BEGIN

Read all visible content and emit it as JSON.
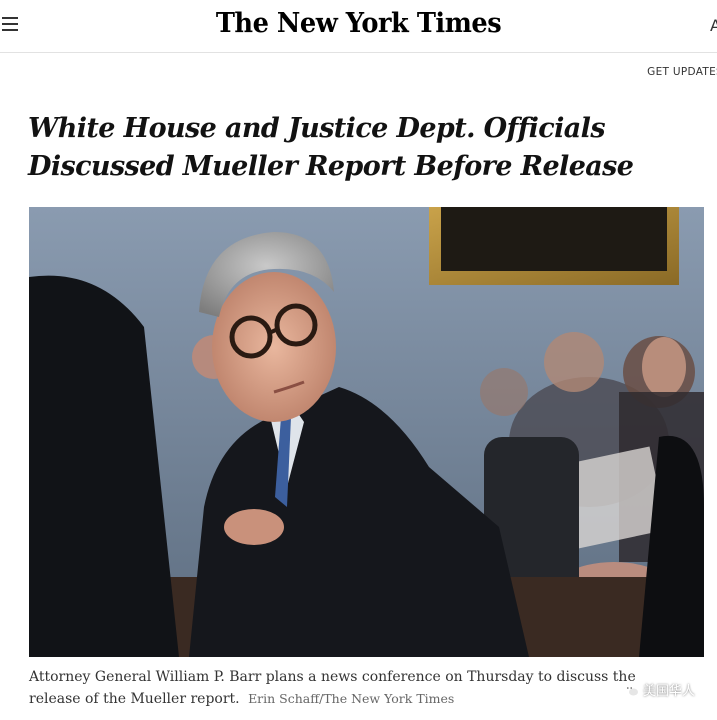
{
  "header": {
    "menu_icon": "hamburger-menu-icon",
    "masthead": "The New York Times",
    "edge_glyph": "A",
    "get_updates": "GET UPDATES"
  },
  "article": {
    "headline": "White House and Justice Dept. Officials Discussed Mueller Report Before Release",
    "photo": {
      "caption": "Attorney General William P. Barr plans a news conference on Thursday to discuss the release of the Mueller report.",
      "credit": "Erin Schaff/The New York Times"
    }
  },
  "watermark": {
    "text": "美国华人",
    "icon": "wechat-icon"
  },
  "colors": {
    "text": "#121212",
    "caption": "#333333",
    "credit": "#666666",
    "divider": "#e2e2e2"
  }
}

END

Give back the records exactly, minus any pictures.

Read all visible content and emit it as JSON.
{
  "header": {
    "menu_icon": "hamburger-menu-icon",
    "masthead": "The New York Times",
    "edge_glyph": "A",
    "get_updates": "GET UPDATES"
  },
  "article": {
    "headline": "White House and Justice Dept. Officials Discussed Mueller Report Before Release",
    "photo": {
      "caption": "Attorney General William P. Barr plans a news conference on Thursday to discuss the release of the Mueller report.",
      "credit": "Erin Schaff/The New York Times"
    }
  },
  "watermark": {
    "text": "美国华人",
    "icon": "wechat-icon"
  },
  "colors": {
    "text": "#121212",
    "caption": "#333333",
    "credit": "#666666",
    "divider": "#e2e2e2"
  }
}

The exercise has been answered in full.